* **Your objective**
The data below calls for an exact copy.

[Opening Material provided section]

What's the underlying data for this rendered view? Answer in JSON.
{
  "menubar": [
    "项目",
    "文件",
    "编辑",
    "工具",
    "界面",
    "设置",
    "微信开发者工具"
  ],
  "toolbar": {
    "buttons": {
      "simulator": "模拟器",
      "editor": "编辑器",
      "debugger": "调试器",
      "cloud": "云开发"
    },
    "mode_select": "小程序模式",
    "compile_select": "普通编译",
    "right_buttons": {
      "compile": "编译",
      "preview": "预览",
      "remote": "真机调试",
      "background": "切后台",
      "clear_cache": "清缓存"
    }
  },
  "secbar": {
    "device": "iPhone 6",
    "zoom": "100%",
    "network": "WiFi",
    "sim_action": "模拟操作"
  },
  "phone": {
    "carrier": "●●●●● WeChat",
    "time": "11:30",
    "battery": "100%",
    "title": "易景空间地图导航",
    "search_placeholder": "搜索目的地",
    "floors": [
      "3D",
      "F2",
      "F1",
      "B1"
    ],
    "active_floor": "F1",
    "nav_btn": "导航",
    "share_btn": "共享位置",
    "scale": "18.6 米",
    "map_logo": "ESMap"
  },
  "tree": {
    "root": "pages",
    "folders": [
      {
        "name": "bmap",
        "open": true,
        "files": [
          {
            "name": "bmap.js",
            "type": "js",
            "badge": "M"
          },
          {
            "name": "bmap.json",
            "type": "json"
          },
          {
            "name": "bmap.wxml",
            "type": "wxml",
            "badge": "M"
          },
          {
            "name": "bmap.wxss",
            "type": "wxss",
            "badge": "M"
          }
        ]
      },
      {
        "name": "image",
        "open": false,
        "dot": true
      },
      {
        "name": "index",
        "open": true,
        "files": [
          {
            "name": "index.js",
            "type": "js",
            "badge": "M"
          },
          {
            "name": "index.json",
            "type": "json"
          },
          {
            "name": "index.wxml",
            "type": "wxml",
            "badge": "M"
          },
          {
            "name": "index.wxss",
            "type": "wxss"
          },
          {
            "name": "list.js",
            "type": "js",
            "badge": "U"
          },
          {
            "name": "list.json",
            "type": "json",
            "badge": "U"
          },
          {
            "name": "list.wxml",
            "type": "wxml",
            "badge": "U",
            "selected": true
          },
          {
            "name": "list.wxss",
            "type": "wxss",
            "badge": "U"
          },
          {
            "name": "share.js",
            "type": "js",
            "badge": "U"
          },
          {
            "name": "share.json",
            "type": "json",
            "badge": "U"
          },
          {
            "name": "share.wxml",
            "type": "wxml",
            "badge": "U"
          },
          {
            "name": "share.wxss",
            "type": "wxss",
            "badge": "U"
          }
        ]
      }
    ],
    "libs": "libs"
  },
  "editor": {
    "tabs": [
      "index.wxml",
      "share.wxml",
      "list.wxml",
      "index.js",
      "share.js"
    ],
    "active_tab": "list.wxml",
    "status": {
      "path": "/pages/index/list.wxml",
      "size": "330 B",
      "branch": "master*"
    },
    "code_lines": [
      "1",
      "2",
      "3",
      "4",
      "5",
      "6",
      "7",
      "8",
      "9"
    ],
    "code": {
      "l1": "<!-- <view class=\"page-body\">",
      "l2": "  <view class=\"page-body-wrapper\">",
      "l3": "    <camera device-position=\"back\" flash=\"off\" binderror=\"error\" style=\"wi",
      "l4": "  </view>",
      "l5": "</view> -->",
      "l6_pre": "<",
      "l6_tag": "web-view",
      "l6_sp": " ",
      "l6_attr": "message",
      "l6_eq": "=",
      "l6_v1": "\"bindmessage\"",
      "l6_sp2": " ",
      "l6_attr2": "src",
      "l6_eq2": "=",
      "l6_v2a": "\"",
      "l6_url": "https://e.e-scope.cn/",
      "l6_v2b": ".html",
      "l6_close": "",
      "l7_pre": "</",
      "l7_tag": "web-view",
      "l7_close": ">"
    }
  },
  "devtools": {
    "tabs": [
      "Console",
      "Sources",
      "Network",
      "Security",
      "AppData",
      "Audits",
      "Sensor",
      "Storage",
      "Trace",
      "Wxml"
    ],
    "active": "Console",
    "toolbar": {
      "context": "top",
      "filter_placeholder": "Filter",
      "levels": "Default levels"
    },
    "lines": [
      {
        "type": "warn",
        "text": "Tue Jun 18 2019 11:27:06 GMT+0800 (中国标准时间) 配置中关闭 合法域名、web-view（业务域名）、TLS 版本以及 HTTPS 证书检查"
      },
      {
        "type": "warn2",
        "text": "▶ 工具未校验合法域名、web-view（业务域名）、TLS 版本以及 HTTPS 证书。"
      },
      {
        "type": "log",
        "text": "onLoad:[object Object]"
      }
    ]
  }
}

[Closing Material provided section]

* **Exercise solution**
What's the underlying data for this rendered view? Answer in JSON.
{
  "menubar": [
    "项目",
    "文件",
    "编辑",
    "工具",
    "界面",
    "设置",
    "微信开发者工具"
  ],
  "toolbar": {
    "buttons": {
      "simulator": "模拟器",
      "editor": "编辑器",
      "debugger": "调试器",
      "cloud": "云开发"
    },
    "mode_select": "小程序模式",
    "compile_select": "普通编译",
    "right_buttons": {
      "compile": "编译",
      "preview": "预览",
      "remote": "真机调试",
      "background": "切后台",
      "clear_cache": "清缓存"
    }
  },
  "secbar": {
    "device": "iPhone 6",
    "zoom": "100%",
    "network": "WiFi",
    "sim_action": "模拟操作"
  },
  "phone": {
    "carrier": "●●●●● WeChat",
    "time": "11:30",
    "battery": "100%",
    "title": "易景空间地图导航",
    "search_placeholder": "搜索目的地",
    "floors": [
      "3D",
      "F2",
      "F1",
      "B1"
    ],
    "active_floor": "F1",
    "nav_btn": "导航",
    "share_btn": "共享位置",
    "scale": "18.6 米",
    "map_logo": "ESMap"
  },
  "tree": {
    "root": "pages",
    "folders": [
      {
        "name": "bmap",
        "open": true,
        "files": [
          {
            "name": "bmap.js",
            "type": "js",
            "badge": "M"
          },
          {
            "name": "bmap.json",
            "type": "json"
          },
          {
            "name": "bmap.wxml",
            "type": "wxml",
            "badge": "M"
          },
          {
            "name": "bmap.wxss",
            "type": "wxss",
            "badge": "M"
          }
        ]
      },
      {
        "name": "image",
        "open": false,
        "dot": true
      },
      {
        "name": "index",
        "open": true,
        "files": [
          {
            "name": "index.js",
            "type": "js",
            "badge": "M"
          },
          {
            "name": "index.json",
            "type": "json"
          },
          {
            "name": "index.wxml",
            "type": "wxml",
            "badge": "M"
          },
          {
            "name": "index.wxss",
            "type": "wxss"
          },
          {
            "name": "list.js",
            "type": "js",
            "badge": "U"
          },
          {
            "name": "list.json",
            "type": "json",
            "badge": "U"
          },
          {
            "name": "list.wxml",
            "type": "wxml",
            "badge": "U",
            "selected": true
          },
          {
            "name": "list.wxss",
            "type": "wxss",
            "badge": "U"
          },
          {
            "name": "share.js",
            "type": "js",
            "badge": "U"
          },
          {
            "name": "share.json",
            "type": "json",
            "badge": "U"
          },
          {
            "name": "share.wxml",
            "type": "wxml",
            "badge": "U"
          },
          {
            "name": "share.wxss",
            "type": "wxss",
            "badge": "U"
          }
        ]
      }
    ],
    "libs": "libs"
  },
  "editor": {
    "tabs": [
      "index.wxml",
      "share.wxml",
      "list.wxml",
      "index.js",
      "share.js"
    ],
    "active_tab": "list.wxml",
    "status": {
      "path": "/pages/index/list.wxml",
      "size": "330 B",
      "branch": "master*"
    },
    "code_lines": [
      "1",
      "2",
      "3",
      "4",
      "5",
      "6",
      "7",
      "8",
      "9"
    ],
    "code": {
      "l1": "<!-- <view class=\"page-body\">",
      "l2": "  <view class=\"page-body-wrapper\">",
      "l3": "    <camera device-position=\"back\" flash=\"off\" binderror=\"error\" style=\"wi",
      "l4": "  </view>",
      "l5": "</view> -->",
      "l6_pre": "<",
      "l6_tag": "web-view",
      "l6_sp": " ",
      "l6_attr": "message",
      "l6_eq": "=",
      "l6_v1": "\"bindmessage\"",
      "l6_sp2": " ",
      "l6_attr2": "src",
      "l6_eq2": "=",
      "l6_v2a": "\"",
      "l6_url": "https://e.e-scope.cn/",
      "l6_v2b": ".html",
      "l6_close": "",
      "l7_pre": "</",
      "l7_tag": "web-view",
      "l7_close": ">"
    }
  },
  "devtools": {
    "tabs": [
      "Console",
      "Sources",
      "Network",
      "Security",
      "AppData",
      "Audits",
      "Sensor",
      "Storage",
      "Trace",
      "Wxml"
    ],
    "active": "Console",
    "toolbar": {
      "context": "top",
      "filter_placeholder": "Filter",
      "levels": "Default levels"
    },
    "lines": [
      {
        "type": "warn",
        "text": "Tue Jun 18 2019 11:27:06 GMT+0800 (中国标准时间) 配置中关闭 合法域名、web-view（业务域名）、TLS 版本以及 HTTPS 证书检查"
      },
      {
        "type": "warn2",
        "text": "▶ 工具未校验合法域名、web-view（业务域名）、TLS 版本以及 HTTPS 证书。"
      },
      {
        "type": "log",
        "text": "onLoad:[object Object]"
      }
    ]
  }
}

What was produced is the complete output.